Start of Block

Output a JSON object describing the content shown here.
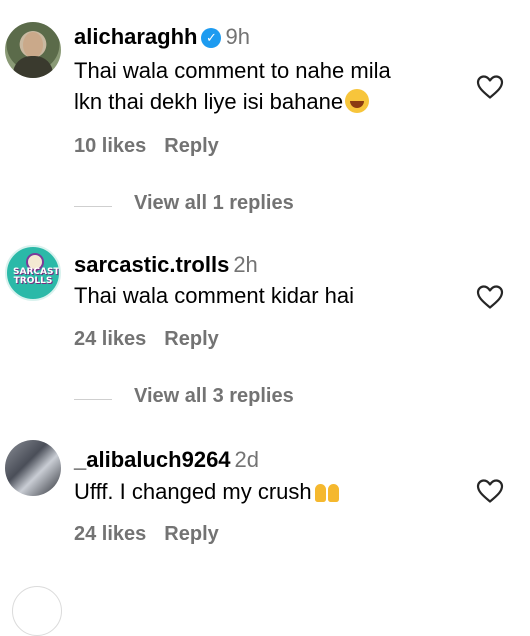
{
  "comments": [
    {
      "username": "alicharaghh",
      "verified": true,
      "time": "9h",
      "text_line1": "Thai wala comment to nahe mila",
      "text_line2": "lkn thai dekh liye isi bahane",
      "emoji": "face-with-tears-of-joy",
      "likes": "10 likes",
      "reply": "Reply",
      "view_replies": "View all 1 replies"
    },
    {
      "username": "sarcastic.trolls",
      "avatar_text": "SARCASTIC TROLLS",
      "time": "2h",
      "text": "Thai wala comment kidar hai",
      "likes": "24 likes",
      "reply": "Reply",
      "view_replies": "View all 3 replies"
    },
    {
      "username": "_alibaluch9264",
      "time": "2d",
      "text": "Ufff. I changed my crush",
      "emoji": "raising-hands",
      "likes": "24 likes",
      "reply": "Reply"
    }
  ],
  "colors": {
    "secondary_text": "#737373",
    "verified": "#1d9bf0",
    "emoji": "#f7c53b"
  }
}
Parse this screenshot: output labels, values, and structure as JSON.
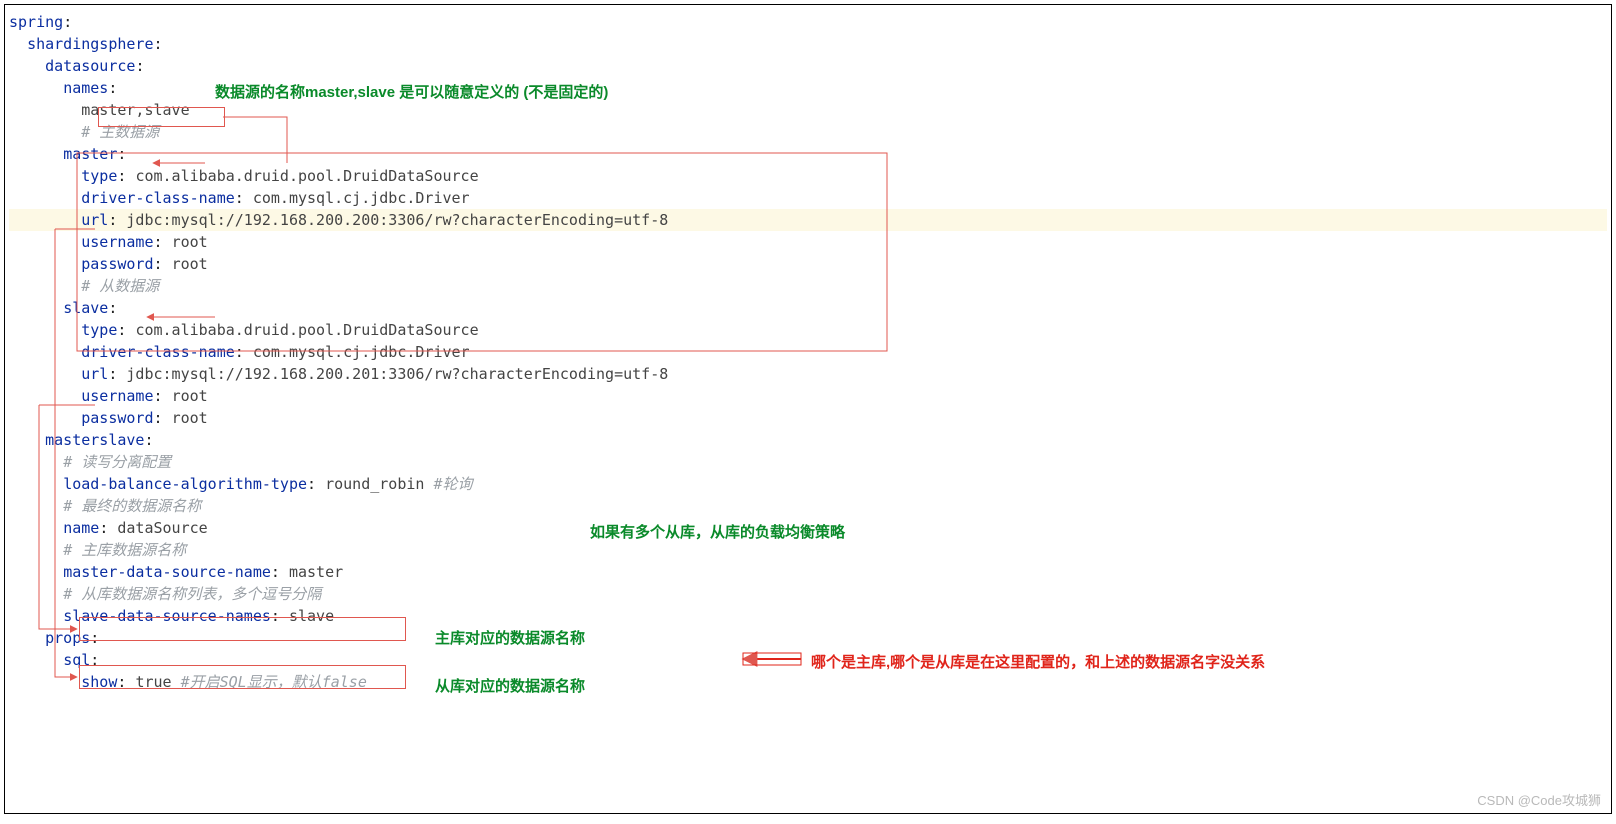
{
  "lines": [
    {
      "gutter": "",
      "key": "spring",
      "colon": ":",
      "val": "",
      "cls": ""
    },
    {
      "gutter": "  ",
      "key": "shardingsphere",
      "colon": ":",
      "val": "",
      "cls": ""
    },
    {
      "gutter": "    ",
      "key": "datasource",
      "colon": ":",
      "val": "",
      "cls": ""
    },
    {
      "gutter": "      ",
      "key": "names",
      "colon": ":",
      "val": "",
      "cls": ""
    },
    {
      "gutter": "        ",
      "key": "",
      "colon": "",
      "val": "master,slave",
      "cls": "names-val"
    },
    {
      "gutter": "        ",
      "comment": "# 主数据源"
    },
    {
      "gutter": "      ",
      "key": "master",
      "colon": ":",
      "val": "",
      "cls": ""
    },
    {
      "gutter": "        ",
      "key": "type",
      "colon": ": ",
      "val": "com.alibaba.druid.pool.DruidDataSource",
      "cls": ""
    },
    {
      "gutter": "        ",
      "key": "driver-class-name",
      "colon": ": ",
      "val": "com.mysql.cj.jdbc.Driver",
      "cls": ""
    },
    {
      "gutter": "        ",
      "key": "url",
      "colon": ": ",
      "val": "jdbc:mysql://192.168.200.200:3306/rw?characterEncoding=utf-8",
      "cls": "hl"
    },
    {
      "gutter": "        ",
      "key": "username",
      "colon": ": ",
      "val": "root",
      "cls": ""
    },
    {
      "gutter": "        ",
      "key": "password",
      "colon": ": ",
      "val": "root",
      "cls": ""
    },
    {
      "gutter": "        ",
      "comment": "# 从数据源"
    },
    {
      "gutter": "      ",
      "key": "slave",
      "colon": ":",
      "val": "",
      "cls": ""
    },
    {
      "gutter": "        ",
      "key": "type",
      "colon": ": ",
      "val": "com.alibaba.druid.pool.DruidDataSource",
      "cls": ""
    },
    {
      "gutter": "        ",
      "key": "driver-class-name",
      "colon": ": ",
      "val": "com.mysql.cj.jdbc.Driver",
      "cls": ""
    },
    {
      "gutter": "        ",
      "key": "url",
      "colon": ": ",
      "val": "jdbc:mysql://192.168.200.201:3306/rw?characterEncoding=utf-8",
      "cls": ""
    },
    {
      "gutter": "        ",
      "key": "username",
      "colon": ": ",
      "val": "root",
      "cls": ""
    },
    {
      "gutter": "        ",
      "key": "password",
      "colon": ": ",
      "val": "root",
      "cls": ""
    },
    {
      "gutter": "    ",
      "key": "masterslave",
      "colon": ":",
      "val": "",
      "cls": ""
    },
    {
      "gutter": "      ",
      "comment": "# 读写分离配置"
    },
    {
      "gutter": "      ",
      "key": "load-balance-algorithm-type",
      "colon": ": ",
      "val": "round_robin ",
      "tail_comment": "#轮询",
      "cls": ""
    },
    {
      "gutter": "      ",
      "comment": "# 最终的数据源名称"
    },
    {
      "gutter": "      ",
      "key": "name",
      "colon": ": ",
      "val": "dataSource",
      "cls": ""
    },
    {
      "gutter": "      ",
      "comment": "# 主库数据源名称"
    },
    {
      "gutter": "      ",
      "key": "master-data-source-name",
      "colon": ": ",
      "val": "master",
      "cls": ""
    },
    {
      "gutter": "      ",
      "comment": "# 从库数据源名称列表，多个逗号分隔"
    },
    {
      "gutter": "      ",
      "key": "slave-data-source-names",
      "colon": ": ",
      "val": "slave",
      "cls": ""
    },
    {
      "gutter": "    ",
      "key": "props",
      "colon": ":",
      "val": "",
      "cls": ""
    },
    {
      "gutter": "      ",
      "key": "sql",
      "colon": ":",
      "val": "",
      "cls": ""
    },
    {
      "gutter": "        ",
      "key": "show",
      "colon": ": ",
      "val": "true ",
      "tail_comment": "#开启SQL显示，默认false",
      "cls": ""
    }
  ],
  "annotations": {
    "top": "数据源的名称master,slave 是可以随意定义的 (不是固定的)",
    "lb": "如果有多个从库，从库的负载均衡策略",
    "master_ds": "主库对应的数据源名称",
    "slave_ds": "从库对应的数据源名称",
    "right_red": "哪个是主库,哪个是从库是在这里配置的，和上述的数据源名字没关系"
  },
  "watermark": "CSDN @Code攻城狮"
}
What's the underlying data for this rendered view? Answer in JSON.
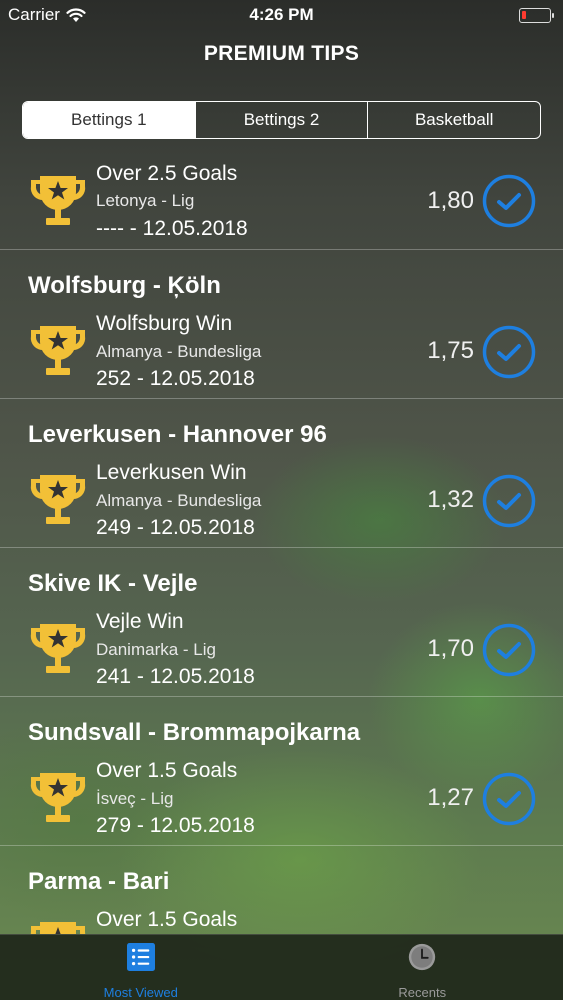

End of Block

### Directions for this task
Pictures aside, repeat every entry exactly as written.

### Completed exercise
Output a JSON object describing the content shown here.
{
  "comments": [
    {
      "username": "alicharaghh",
      "verified": true,
      "time": "9h",
      "text_line1": "Thai wala comment to nahe mila",
      "text_line2": "lkn thai dekh liye isi bahane",
      "emoji": "face-with-tears-of-joy",
      "likes": "10 likes",
      "reply": "Reply",
      "view_replies": "View all 1 replies"
    },
    {
      "username": "sarcastic.trolls",
      "avatar_text": "SARCASTIC TROLLS",
      "time": "2h",
      "text": "Thai wala comment kidar hai",
      "likes": "24 likes",
      "reply": "Reply",
      "view_replies": "View all 3 replies"
    },
    {
      "username": "_alibaluch9264",
      "time": "2d",
      "text": "Ufff. I changed my crush",
      "emoji": "raising-hands",
      "likes": "24 likes",
      "reply": "Reply"
    }
  ],
  "colors": {
    "secondary_text": "#737373",
    "verified": "#1d9bf0",
    "emoji": "#f7c53b"
  }
}
Parse this screenshot: output labels, values, and structure as JSON.
{
  "lines": [
    {
      "gutter": "",
      "key": "spring",
      "colon": ":",
      "val": "",
      "cls": ""
    },
    {
      "gutter": "  ",
      "key": "shardingsphere",
      "colon": ":",
      "val": "",
      "cls": ""
    },
    {
      "gutter": "    ",
      "key": "datasource",
      "colon": ":",
      "val": "",
      "cls": ""
    },
    {
      "gutter": "      ",
      "key": "names",
      "colon": ":",
      "val": "",
      "cls": ""
    },
    {
      "gutter": "        ",
      "key": "",
      "colon": "",
      "val": "master,slave",
      "cls": "names-val"
    },
    {
      "gutter": "        ",
      "comment": "# 主数据源"
    },
    {
      "gutter": "      ",
      "key": "master",
      "colon": ":",
      "val": "",
      "cls": ""
    },
    {
      "gutter": "        ",
      "key": "type",
      "colon": ": ",
      "val": "com.alibaba.druid.pool.DruidDataSource",
      "cls": ""
    },
    {
      "gutter": "        ",
      "key": "driver-class-name",
      "colon": ": ",
      "val": "com.mysql.cj.jdbc.Driver",
      "cls": ""
    },
    {
      "gutter": "        ",
      "key": "url",
      "colon": ": ",
      "val": "jdbc:mysql://192.168.200.200:3306/rw?characterEncoding=utf-8",
      "cls": "hl"
    },
    {
      "gutter": "        ",
      "key": "username",
      "colon": ": ",
      "val": "root",
      "cls": ""
    },
    {
      "gutter": "        ",
      "key": "password",
      "colon": ": ",
      "val": "root",
      "cls": ""
    },
    {
      "gutter": "        ",
      "comment": "# 从数据源"
    },
    {
      "gutter": "      ",
      "key": "slave",
      "colon": ":",
      "val": "",
      "cls": ""
    },
    {
      "gutter": "        ",
      "key": "type",
      "colon": ": ",
      "val": "com.alibaba.druid.pool.DruidDataSource",
      "cls": ""
    },
    {
      "gutter": "        ",
      "key": "driver-class-name",
      "colon": ": ",
      "val": "com.mysql.cj.jdbc.Driver",
      "cls": ""
    },
    {
      "gutter": "        ",
      "key": "url",
      "colon": ": ",
      "val": "jdbc:mysql://192.168.200.201:3306/rw?characterEncoding=utf-8",
      "cls": ""
    },
    {
      "gutter": "        ",
      "key": "username",
      "colon": ": ",
      "val": "root",
      "cls": ""
    },
    {
      "gutter": "        ",
      "key": "password",
      "colon": ": ",
      "val": "root",
      "cls": ""
    },
    {
      "gutter": "    ",
      "key": "masterslave",
      "colon": ":",
      "val": "",
      "cls": ""
    },
    {
      "gutter": "      ",
      "comment": "# 读写分离配置"
    },
    {
      "gutter": "      ",
      "key": "load-balance-algorithm-type",
      "colon": ": ",
      "val": "round_robin ",
      "tail_comment": "#轮询",
      "cls": ""
    },
    {
      "gutter": "      ",
      "comment": "# 最终的数据源名称"
    },
    {
      "gutter": "      ",
      "key": "name",
      "colon": ": ",
      "val": "dataSource",
      "cls": ""
    },
    {
      "gutter": "      ",
      "comment": "# 主库数据源名称"
    },
    {
      "gutter": "      ",
      "key": "master-data-source-name",
      "colon": ": ",
      "val": "master",
      "cls": ""
    },
    {
      "gutter": "      ",
      "comment": "# 从库数据源名称列表，多个逗号分隔"
    },
    {
      "gutter": "      ",
      "key": "slave-data-source-names",
      "colon": ": ",
      "val": "slave",
      "cls": ""
    },
    {
      "gutter": "    ",
      "key": "props",
      "colon": ":",
      "val": "",
      "cls": ""
    },
    {
      "gutter": "      ",
      "key": "sql",
      "colon": ":",
      "val": "",
      "cls": ""
    },
    {
      "gutter": "        ",
      "key": "show",
      "colon": ": ",
      "val": "true ",
      "tail_comment": "#开启SQL显示，默认false",
      "cls": ""
    }
  ],
  "annotations": {
    "top": "数据源的名称master,slave 是可以随意定义的 (不是固定的)",
    "lb": "如果有多个从库，从库的负载均衡策略",
    "master_ds": "主库对应的数据源名称",
    "slave_ds": "从库对应的数据源名称",
    "right_red": "哪个是主库,哪个是从库是在这里配置的，和上述的数据源名字没关系"
  },
  "watermark": "CSDN @Code攻城狮"
}
What's the underlying data for this rendered view? Answer in JSON.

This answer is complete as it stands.